Probably the greatest lesson I have learned through slow travel, however, is that children are capable of more than we think. They are capable of change, empathy, unconditional love, hope, creativity, understanding and doing hard things. I have always felt that our children were pretty darn cool, but traveling with them has brought me to tears of joy on more than one occasion. They are forgiving and understanding way beyond their age, but also playful, unique thinkers at the same time. I often wonder if I would have ever truly seen the lessons they present to me each day in our previously over-scheduled life.
Whether a traveling family or not, I, like so many others, wish I was the perfect mother. I wish I had learned earlier how to forgive myself for not being that. Launching a business is a lot of work. I have been sleep deprived and sometimes short with my children more than I prefer to admit in the last six months. The house is a mess, meals are less than healthy, and I am not always available to have those long talks we used to have.
My logical side says this is only temporary. It tells me that the kids can pull more responsibilities for the short term and their exposure to their parents creating a passion based business together will teach them how to dream big and bring them to fruition.
But, as I type this, the tears are dripping on my keyboard. I still want to be “that” mom who has her professional work done when they arrive home from school, with crafts ready to go and a home-cooked healthy meal headed to the table.
I hope one day they will forgive me for forgetting them at school last week and visiting McDonalds after they had just watched Super Size Me. I hope they look at us with admiration for creating a business that helps other families plan and realize their slow travel adventures – a business that embraces kindness, diversity, global learning and family.
In closing I would like to thank you readers for opening your hearts and minds to our less traditional choice of life. I continue to learn a very important lesson as we travel. Parents want the same thing for their children across the globe, we all just have our own version of how we do it, our own authentic normal. Have a fabulous day. I am sure this last part will not come as any big surprise…Go Travel! Bisous!
Okay. Who’s ready to pack their bags and leave their cubicles and school schedules behind? Let’s all spin a globe and see where our finger lands and book that flight. Jessica definitely has me feeling the wanderlust.
So many good quotes too.
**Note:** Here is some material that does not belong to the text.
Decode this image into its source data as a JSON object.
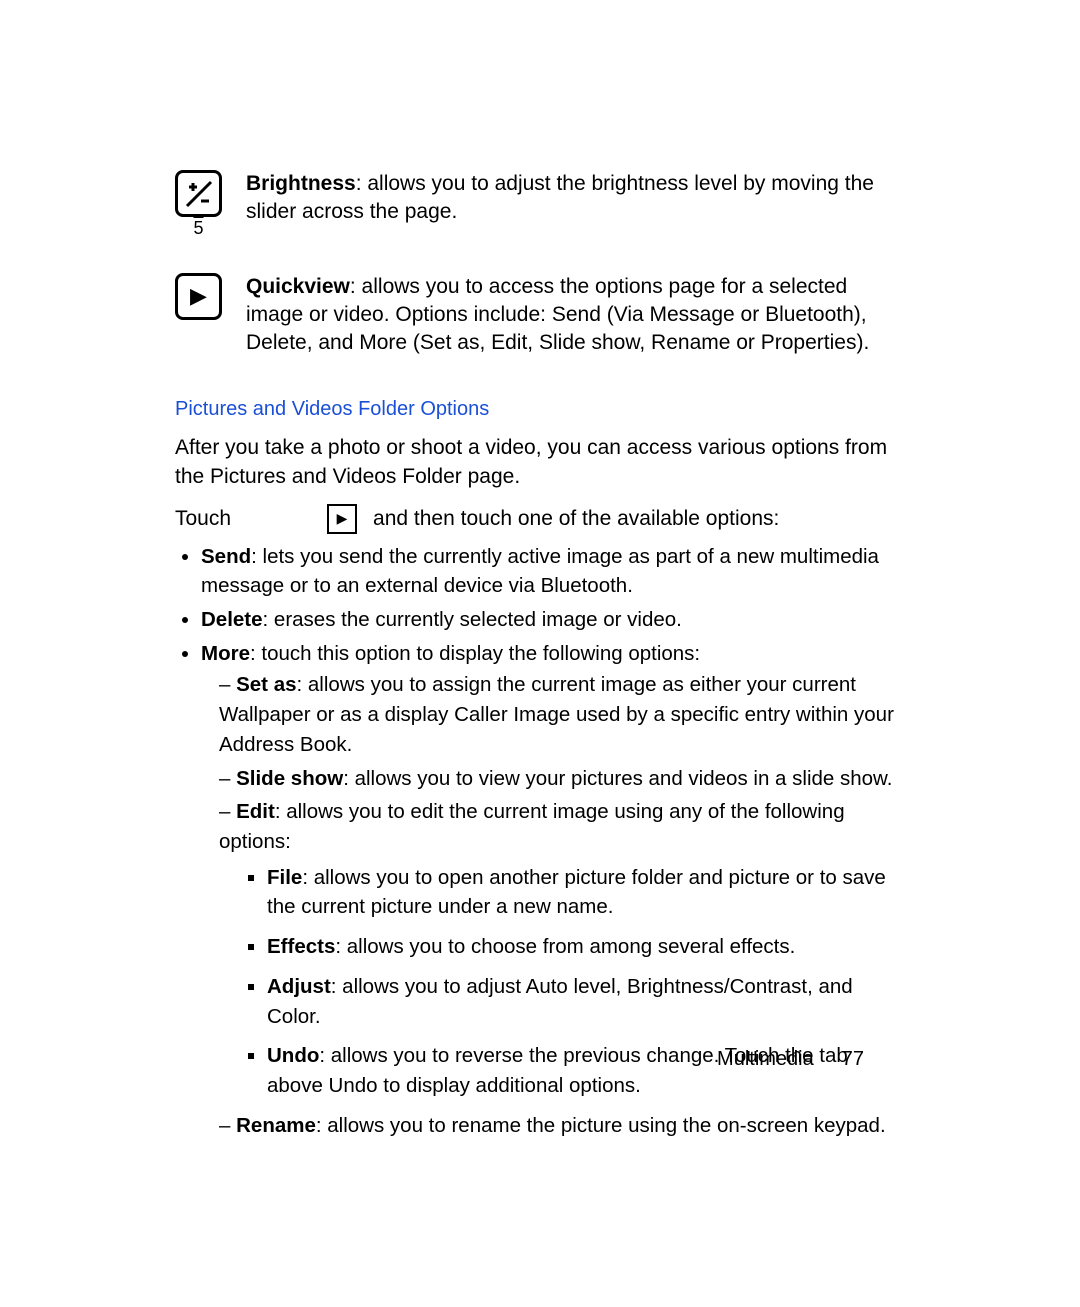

This one is so beautiful: “We have felt so much love and warmth for no reason, except that people are good, everywhere. Travel has reaffirmed my belief in humanity.” And the one about the privileges of being America has me feeling patriotic: “In a matter of three minutes, this gentleman reminded me how lucky I was to be an American. We enjoy freedoms many others do not. Our children are raised with a level of self-esteem that sets them up for success and much more. I was embarrassed, humbled and enlightened all at once.”
What do you think?I know it’s not a lifestyle that would appeal to everyone. Does the idea of finding new homes around the world sounds appealing to you? Would your kids be into it? Or do you feel like the lack of structure would be challenging for your family? And if you choosing 3 places to live in the next 2 years, where would you choose?